Movies are rated 0 to 4 stars
"Hereafter" by Mike Smith
It's Halloween In Florida, Part Two by William Moriaty
Friday the 13th: The Legacy - Part 1 by ED Tucker
BOOK REVIEW: Rapture by Thomas Tessier by Lisa Scherer
|THE ASIAN APERTURE|
Oldboy by Jason Fetters
Mr And Mrs C. .... Don And Cosmo Back On The Big Screen .... Apologize To This .... This Just In .... Just In Time For Halloween .... .... .... .... Mike's Record Shelf by Mike Smith
Hollywood has been fascinated with the after-life for as long as I can remember. And of course, there are rules. If you’ve been a good person, you come back as Warren Beatty (“Heaven Can Wait”). If you’ve been bad, you get swept away to unbearable horror by a group of black meanies (goodbye Tony Goldwyn in “Ghost”). Now it’s Clint Eastwood’s turn to share his vision in the outstanding drama “Hereafter.”

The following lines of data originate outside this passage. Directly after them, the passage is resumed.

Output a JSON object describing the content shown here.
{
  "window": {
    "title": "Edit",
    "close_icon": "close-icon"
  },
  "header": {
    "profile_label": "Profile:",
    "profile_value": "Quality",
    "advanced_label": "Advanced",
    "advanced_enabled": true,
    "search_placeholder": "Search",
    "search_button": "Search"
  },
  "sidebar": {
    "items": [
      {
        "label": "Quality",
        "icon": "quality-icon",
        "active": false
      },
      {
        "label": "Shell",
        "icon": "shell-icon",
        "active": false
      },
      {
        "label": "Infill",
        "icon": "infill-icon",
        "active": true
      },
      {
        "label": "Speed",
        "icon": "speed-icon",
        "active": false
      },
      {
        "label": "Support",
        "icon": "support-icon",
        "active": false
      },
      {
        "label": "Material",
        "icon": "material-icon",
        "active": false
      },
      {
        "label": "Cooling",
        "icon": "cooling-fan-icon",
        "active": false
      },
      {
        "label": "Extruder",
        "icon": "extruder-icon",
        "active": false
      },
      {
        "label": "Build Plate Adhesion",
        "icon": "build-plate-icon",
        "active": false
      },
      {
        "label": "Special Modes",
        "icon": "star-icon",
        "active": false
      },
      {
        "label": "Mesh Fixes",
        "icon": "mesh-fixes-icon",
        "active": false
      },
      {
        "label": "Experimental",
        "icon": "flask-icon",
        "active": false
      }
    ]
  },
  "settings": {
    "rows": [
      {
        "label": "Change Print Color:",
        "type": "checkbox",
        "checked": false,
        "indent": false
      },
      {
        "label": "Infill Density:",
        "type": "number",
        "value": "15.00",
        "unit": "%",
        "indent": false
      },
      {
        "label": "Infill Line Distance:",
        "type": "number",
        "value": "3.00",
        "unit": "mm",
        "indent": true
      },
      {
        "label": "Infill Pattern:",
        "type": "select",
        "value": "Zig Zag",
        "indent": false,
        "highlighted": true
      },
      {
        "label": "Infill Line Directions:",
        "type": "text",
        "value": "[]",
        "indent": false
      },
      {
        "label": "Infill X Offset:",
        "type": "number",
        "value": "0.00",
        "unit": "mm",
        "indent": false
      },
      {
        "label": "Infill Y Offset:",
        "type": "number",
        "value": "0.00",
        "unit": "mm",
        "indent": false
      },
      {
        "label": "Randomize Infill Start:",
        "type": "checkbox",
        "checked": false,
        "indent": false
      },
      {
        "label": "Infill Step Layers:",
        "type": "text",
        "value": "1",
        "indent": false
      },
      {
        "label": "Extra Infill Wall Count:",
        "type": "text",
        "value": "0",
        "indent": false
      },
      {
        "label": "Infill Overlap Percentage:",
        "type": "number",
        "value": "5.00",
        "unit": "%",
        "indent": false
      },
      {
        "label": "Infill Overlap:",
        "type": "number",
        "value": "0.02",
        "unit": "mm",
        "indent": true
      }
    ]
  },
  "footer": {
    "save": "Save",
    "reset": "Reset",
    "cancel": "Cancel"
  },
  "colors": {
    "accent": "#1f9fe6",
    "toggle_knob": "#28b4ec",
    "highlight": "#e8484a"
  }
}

While on beautiful, beach-front holiday with her lover/boss Didier (Thierry Neuvic), French television reporter Marie (De France) spends the day leisurely shopping at the local bazaar. As she hears a roaring sound behind her she turns to find herself face to face with a 30 foot wave, caused by the tsunami that has just hit the island. Trying her best to stay above water, she is swept through the streets until she is finally pulled under, her last thoughts filled with shadowy images and bright lights.

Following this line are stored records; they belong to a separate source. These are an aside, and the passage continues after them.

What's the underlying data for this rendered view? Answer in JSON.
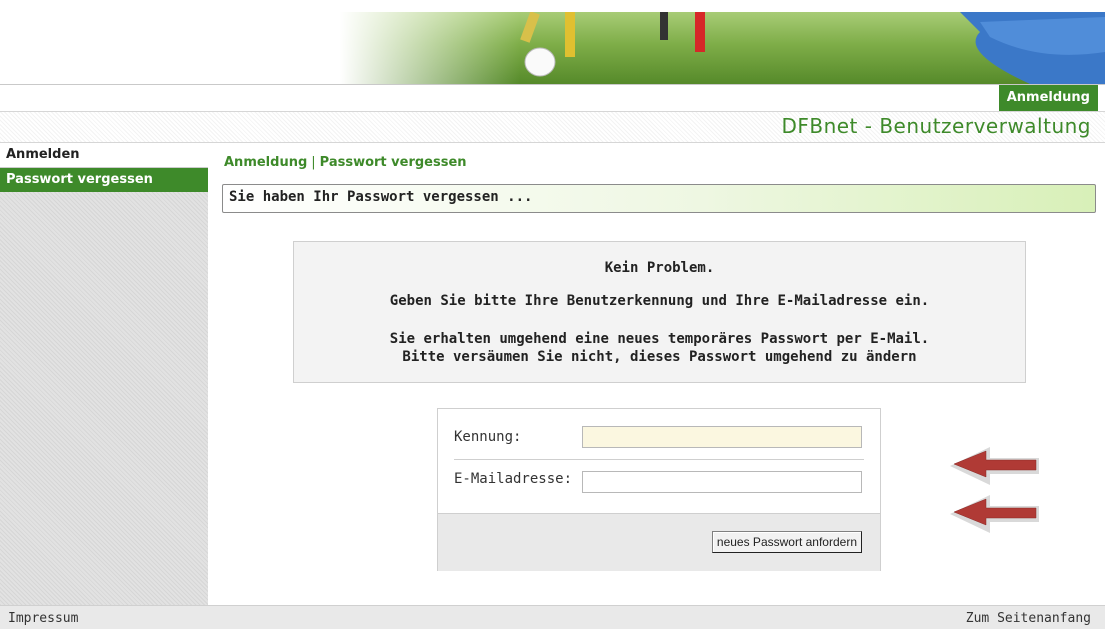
{
  "header": {
    "tab_label": "Anmeldung",
    "app_title": "DFBnet - Benutzerverwaltung"
  },
  "sidebar": {
    "items": [
      {
        "label": "Anmelden"
      },
      {
        "label": "Passwort vergessen"
      }
    ]
  },
  "breadcrumb": {
    "items": [
      "Anmeldung",
      "Passwort vergessen"
    ],
    "separator": "|"
  },
  "section": {
    "title": "Sie haben Ihr Passwort vergessen ..."
  },
  "info": {
    "line1": "Kein Problem.",
    "line2": "Geben Sie bitte Ihre Benutzerkennung und Ihre E-Mailadresse ein.",
    "line3": "Sie erhalten umgehend eine neues temporäres Passwort per E-Mail.",
    "line4": "Bitte versäumen Sie nicht, dieses Passwort umgehend zu ändern"
  },
  "form": {
    "kennung_label": "Kennung:",
    "kennung_value": "",
    "email_label": "E-Mailadresse:",
    "email_value": "",
    "submit_label": "neues Passwort anfordern"
  },
  "footer": {
    "left_link": "Impressum",
    "right_link": "Zum Seitenanfang"
  },
  "colors": {
    "accent": "#3e8a2a",
    "arrow": "#b03a35"
  },
  "icons": {
    "annotation_arrow": "left-arrow-icon"
  }
}
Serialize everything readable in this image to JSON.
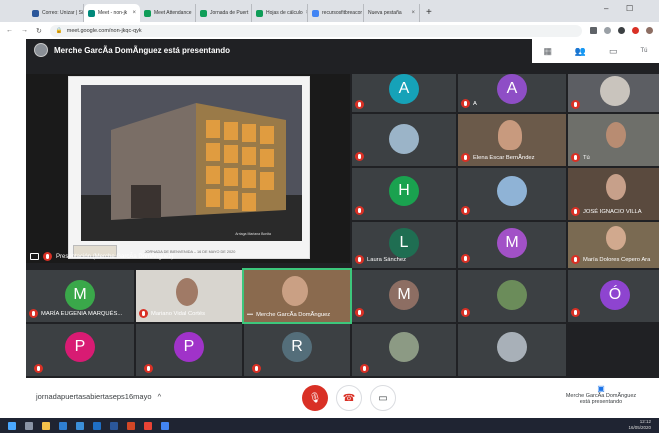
{
  "browser": {
    "tabs": [
      {
        "label": "Correo: Unizar | Si",
        "color": "#2b579a"
      },
      {
        "label": "Meet - non-jk",
        "color": "#00897b",
        "active": true
      },
      {
        "label": "Meet Attendance",
        "color": "#0f9d58"
      },
      {
        "label": "Jornada de Puert",
        "color": "#0f9d58"
      },
      {
        "label": "Hojas de cálculo",
        "color": "#0f9d58"
      },
      {
        "label": "recursosfitbreacor",
        "color": "#4285f4"
      },
      {
        "label": "Nueva pestaña",
        "color": "#dee1e6"
      }
    ],
    "new_tab": "+",
    "url": "meet.google.com/non-jkqc-qyk",
    "window_min": "–",
    "window_max": "☐"
  },
  "meet": {
    "presenting_banner": "Merche GarcÃa DomÃnguez está presentando",
    "top_right_you": "Tú",
    "presentation_label": "Presentación (Merche GarcÃa DomÃnguez)",
    "slide_footer": "JORNADA DE BIENVENIDA – 16 DE MAYO DE 2020",
    "photo_caption": "Arriaga Mariana Bonita"
  },
  "tiles": [
    {
      "id": "t1",
      "name": "",
      "initial": "A",
      "color": "#16a2b8"
    },
    {
      "id": "t2",
      "name": "A",
      "initial": "A",
      "color": "#8e4ec6"
    },
    {
      "id": "t3",
      "name": "",
      "initial": "",
      "color": ""
    },
    {
      "id": "t4",
      "name": "",
      "initial": "",
      "color": ""
    },
    {
      "id": "t5",
      "name": "Elena Escar BernÃndez",
      "initial": "",
      "color": ""
    },
    {
      "id": "t6",
      "name": "Tú",
      "initial": "",
      "color": ""
    },
    {
      "id": "t7",
      "name": "",
      "initial": "H",
      "color": "#1aa24f"
    },
    {
      "id": "t8",
      "name": "",
      "initial": "",
      "color": ""
    },
    {
      "id": "t9",
      "name": "JOSÉ IGNACIO VILLA",
      "initial": "",
      "color": ""
    },
    {
      "id": "t10",
      "name": "Laura Sánchez",
      "initial": "L",
      "color": "#1f6e52"
    },
    {
      "id": "t11",
      "name": "",
      "initial": "M",
      "color": "#a251c7"
    },
    {
      "id": "t12",
      "name": "María Dolores Cepero Ara",
      "initial": "",
      "color": ""
    },
    {
      "id": "t13",
      "name": "MARÍA EUGENIA MARQUÉS...",
      "initial": "M",
      "color": "#3aa84a"
    },
    {
      "id": "t14",
      "name": "Mariano Vidal Cortés",
      "initial": "",
      "color": ""
    },
    {
      "id": "t15",
      "name": "Merche GarcÃa DomÃnguez",
      "initial": "",
      "color": ""
    },
    {
      "id": "t16",
      "name": "",
      "initial": "M",
      "color": "#8d6e63"
    },
    {
      "id": "t17",
      "name": "",
      "initial": "",
      "color": ""
    },
    {
      "id": "t18",
      "name": "",
      "initial": "Ó",
      "color": "#8e44d0"
    },
    {
      "id": "t19",
      "name": "",
      "initial": "P",
      "color": "#d81b73"
    },
    {
      "id": "t20",
      "name": "",
      "initial": "P",
      "color": "#a033c9"
    },
    {
      "id": "t21",
      "name": "",
      "initial": "R",
      "color": "#546e7a"
    }
  ],
  "bottom": {
    "meeting_code": "jornadapuertasabiertaseps16mayo",
    "caret": "^",
    "presenting_info": "Merche GarcÃa DomÃnguez\nestá presentando"
  },
  "tray": {
    "time": "12:12",
    "date": "16/05/2020"
  }
}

In San Francisco, George Lonegan (Damon) is angry with his brother, Billy (Jay Mohr). It seems Billy has brought a potential business client home to show off George’s skill. Due to a childhood illness, George has developed a way to correspond with dead. Meanwhile, in London, twin brothers Jason and Marcus (Frankie and George McLaren) are doing their best to cope with a mother who drinks too much and doesn’t recognize their love for her. If only something can be done.

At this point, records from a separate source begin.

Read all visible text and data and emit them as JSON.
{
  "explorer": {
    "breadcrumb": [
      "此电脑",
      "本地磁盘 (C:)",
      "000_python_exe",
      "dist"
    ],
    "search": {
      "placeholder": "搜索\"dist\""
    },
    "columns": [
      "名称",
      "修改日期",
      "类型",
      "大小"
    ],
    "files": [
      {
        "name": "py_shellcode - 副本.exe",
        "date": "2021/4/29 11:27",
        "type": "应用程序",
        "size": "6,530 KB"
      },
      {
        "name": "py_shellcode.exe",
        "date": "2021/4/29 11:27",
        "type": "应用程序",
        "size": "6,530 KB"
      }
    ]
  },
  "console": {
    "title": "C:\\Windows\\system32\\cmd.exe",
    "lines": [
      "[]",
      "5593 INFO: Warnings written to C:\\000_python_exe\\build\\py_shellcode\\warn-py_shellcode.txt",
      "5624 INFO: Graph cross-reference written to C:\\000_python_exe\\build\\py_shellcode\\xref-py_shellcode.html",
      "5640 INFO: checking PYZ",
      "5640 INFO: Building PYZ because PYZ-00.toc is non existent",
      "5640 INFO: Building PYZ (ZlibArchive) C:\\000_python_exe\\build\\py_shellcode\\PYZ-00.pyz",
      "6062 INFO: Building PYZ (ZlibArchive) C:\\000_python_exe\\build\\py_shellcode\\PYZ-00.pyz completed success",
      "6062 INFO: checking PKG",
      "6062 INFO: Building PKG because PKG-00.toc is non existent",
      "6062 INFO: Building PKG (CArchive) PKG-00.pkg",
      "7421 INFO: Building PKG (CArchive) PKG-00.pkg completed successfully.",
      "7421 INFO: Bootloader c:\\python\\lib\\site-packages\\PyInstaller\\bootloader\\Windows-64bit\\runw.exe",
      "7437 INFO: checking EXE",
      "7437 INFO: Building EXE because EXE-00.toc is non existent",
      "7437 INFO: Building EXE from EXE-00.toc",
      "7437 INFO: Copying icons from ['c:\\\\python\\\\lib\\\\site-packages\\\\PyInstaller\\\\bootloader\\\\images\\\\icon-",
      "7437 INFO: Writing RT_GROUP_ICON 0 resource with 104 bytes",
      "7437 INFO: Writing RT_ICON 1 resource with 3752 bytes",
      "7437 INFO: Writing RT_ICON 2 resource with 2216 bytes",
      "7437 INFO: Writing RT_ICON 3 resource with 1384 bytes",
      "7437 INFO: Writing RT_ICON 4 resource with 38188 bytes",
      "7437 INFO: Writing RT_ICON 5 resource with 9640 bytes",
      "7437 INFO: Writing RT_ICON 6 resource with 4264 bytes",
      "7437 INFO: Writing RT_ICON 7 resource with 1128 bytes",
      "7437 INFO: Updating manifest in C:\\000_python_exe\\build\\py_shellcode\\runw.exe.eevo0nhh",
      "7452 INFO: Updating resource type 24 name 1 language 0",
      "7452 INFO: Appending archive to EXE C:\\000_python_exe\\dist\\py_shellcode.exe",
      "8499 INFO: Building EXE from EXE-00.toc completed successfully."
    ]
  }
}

Filmed with a master’s eye, “Hereafter” continues the streak of outstanding films directed by Clint Eastwood. As in previous films, including “Mystic River” and “Million Dollar Baby,” Eastwood focuses more on the human aspect of his story, letting his actors progress the film at a leisurely pace. And pacing is quite important when you tell a story that takes place simultaneously on two different continents. Another carryover from those other films is an outstanding cast, led by Damon, who gives a powerful performance as a man who sees his abilities not as a gift but as a curse. Though he once exploited it, with the prodding of his brother, George can no longer involve himself in other people’s misery. He also can not have a relationship because, whenever he touches anyone, he gets an image of those they’ve lost. Great performances are also given by De France and the brothers McLaren. As George’s possible love interest, Howard also delivers, though she disappears in the middle of the picture.
The production values are outstanding as well, with Eastwood and his long time cinematographer Tom Stern, who has been on Eastwood’s crew in some capacity since 1982’s “Honkytonk Man,” capturing the beauty of each city. The music, also by Eastwood, is not overbearing, which is usually the problem in films that deal with the hereafter. The script, by Peter Morgan (“The Queen,” “Frost/Nixon”) is strongly written, with no false notes. And though you don’t usually expect great visual effects in an Eastwood directed drama, the opening tsunami scene is breathtaking. As for Eastwood’s vision of what awaits us when we die...you’ll have to see for yourself.
On a scale of zero to four stars I give “Hereafter”
To comment on this or any other PCR article, please visit The Message Board. This week's movie review of "Hereafter" is ©2010 by Michael A. Smith. All graphics this page are creations of Nolan B. Canova, ©2010, all rights reserved. All contents of "Nolan's Pop Culture Review" are ©2010 by Nolan B. Canova.